*Goal of the exercise*. Only the lines containing "name" belong in the answer; find them in the material below.
++++++++++++++++++++
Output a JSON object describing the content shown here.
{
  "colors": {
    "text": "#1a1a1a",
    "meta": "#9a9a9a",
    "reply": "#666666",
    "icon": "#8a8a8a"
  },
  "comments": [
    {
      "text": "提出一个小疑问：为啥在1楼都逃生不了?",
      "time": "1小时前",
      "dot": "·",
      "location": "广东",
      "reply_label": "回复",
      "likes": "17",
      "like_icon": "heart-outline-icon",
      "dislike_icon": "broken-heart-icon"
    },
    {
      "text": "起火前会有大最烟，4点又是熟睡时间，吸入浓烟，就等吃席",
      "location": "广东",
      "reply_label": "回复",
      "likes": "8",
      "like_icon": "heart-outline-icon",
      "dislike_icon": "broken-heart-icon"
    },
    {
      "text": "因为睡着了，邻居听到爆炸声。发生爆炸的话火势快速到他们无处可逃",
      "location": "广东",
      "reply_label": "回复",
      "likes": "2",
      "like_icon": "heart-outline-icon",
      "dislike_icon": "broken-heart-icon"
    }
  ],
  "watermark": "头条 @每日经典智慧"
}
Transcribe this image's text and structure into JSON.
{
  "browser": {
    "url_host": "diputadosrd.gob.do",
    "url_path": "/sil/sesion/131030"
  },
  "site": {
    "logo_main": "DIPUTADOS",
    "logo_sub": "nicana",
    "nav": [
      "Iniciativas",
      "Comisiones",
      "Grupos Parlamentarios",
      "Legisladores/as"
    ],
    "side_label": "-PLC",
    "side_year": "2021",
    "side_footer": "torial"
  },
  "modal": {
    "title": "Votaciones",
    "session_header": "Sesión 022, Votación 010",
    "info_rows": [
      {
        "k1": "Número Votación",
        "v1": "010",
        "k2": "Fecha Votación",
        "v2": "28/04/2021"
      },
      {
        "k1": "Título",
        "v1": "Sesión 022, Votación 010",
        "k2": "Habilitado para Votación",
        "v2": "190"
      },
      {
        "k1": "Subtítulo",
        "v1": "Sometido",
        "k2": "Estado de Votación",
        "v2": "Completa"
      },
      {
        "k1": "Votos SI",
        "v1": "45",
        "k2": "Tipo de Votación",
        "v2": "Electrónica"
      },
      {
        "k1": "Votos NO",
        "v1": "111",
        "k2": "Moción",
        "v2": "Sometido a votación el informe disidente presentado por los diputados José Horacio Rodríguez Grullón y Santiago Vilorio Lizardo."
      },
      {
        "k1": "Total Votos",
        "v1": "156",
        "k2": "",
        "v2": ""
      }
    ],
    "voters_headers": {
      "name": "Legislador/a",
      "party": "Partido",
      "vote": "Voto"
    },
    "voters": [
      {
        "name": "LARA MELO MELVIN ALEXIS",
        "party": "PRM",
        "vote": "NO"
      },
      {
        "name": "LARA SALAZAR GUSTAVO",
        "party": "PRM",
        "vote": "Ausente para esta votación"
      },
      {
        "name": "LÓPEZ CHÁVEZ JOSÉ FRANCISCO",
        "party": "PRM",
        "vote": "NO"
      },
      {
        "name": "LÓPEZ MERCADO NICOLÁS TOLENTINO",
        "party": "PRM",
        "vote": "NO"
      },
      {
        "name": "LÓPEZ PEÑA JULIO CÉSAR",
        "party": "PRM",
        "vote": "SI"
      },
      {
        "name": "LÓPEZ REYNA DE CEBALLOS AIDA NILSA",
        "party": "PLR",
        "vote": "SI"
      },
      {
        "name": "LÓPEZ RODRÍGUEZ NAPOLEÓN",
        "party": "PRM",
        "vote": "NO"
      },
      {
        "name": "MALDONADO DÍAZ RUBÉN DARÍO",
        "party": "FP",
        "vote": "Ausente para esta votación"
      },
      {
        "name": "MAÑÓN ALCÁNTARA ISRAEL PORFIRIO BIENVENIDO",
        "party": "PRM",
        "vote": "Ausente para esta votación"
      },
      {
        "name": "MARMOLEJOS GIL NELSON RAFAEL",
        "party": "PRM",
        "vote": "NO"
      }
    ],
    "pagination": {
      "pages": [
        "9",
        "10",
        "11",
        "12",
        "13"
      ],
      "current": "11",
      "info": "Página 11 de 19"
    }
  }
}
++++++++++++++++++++
*Problem solution*.
      "name": "Legislador/a",
        "name": "LARA MELO MELVIN ALEXIS",
        "name": "LARA SALAZAR GUSTAVO",
        "name": "LÓPEZ CHÁVEZ JOSÉ FRANCISCO",
        "name": "LÓPEZ MERCADO NICOLÁS TOLENTINO",
        "name": "LÓPEZ PEÑA JULIO CÉSAR",
        "name": "LÓPEZ REYNA DE CEBALLOS AIDA NILSA",
        "name": "LÓPEZ RODRÍGUEZ NAPOLEÓN",
        "name": "MALDONADO DÍAZ RUBÉN DARÍO",
        "name": "MAÑÓN ALCÁNTARA ISRAEL PORFIRIO BIENVENIDO",
        "name": "MARMOLEJOS GIL NELSON RAFAEL",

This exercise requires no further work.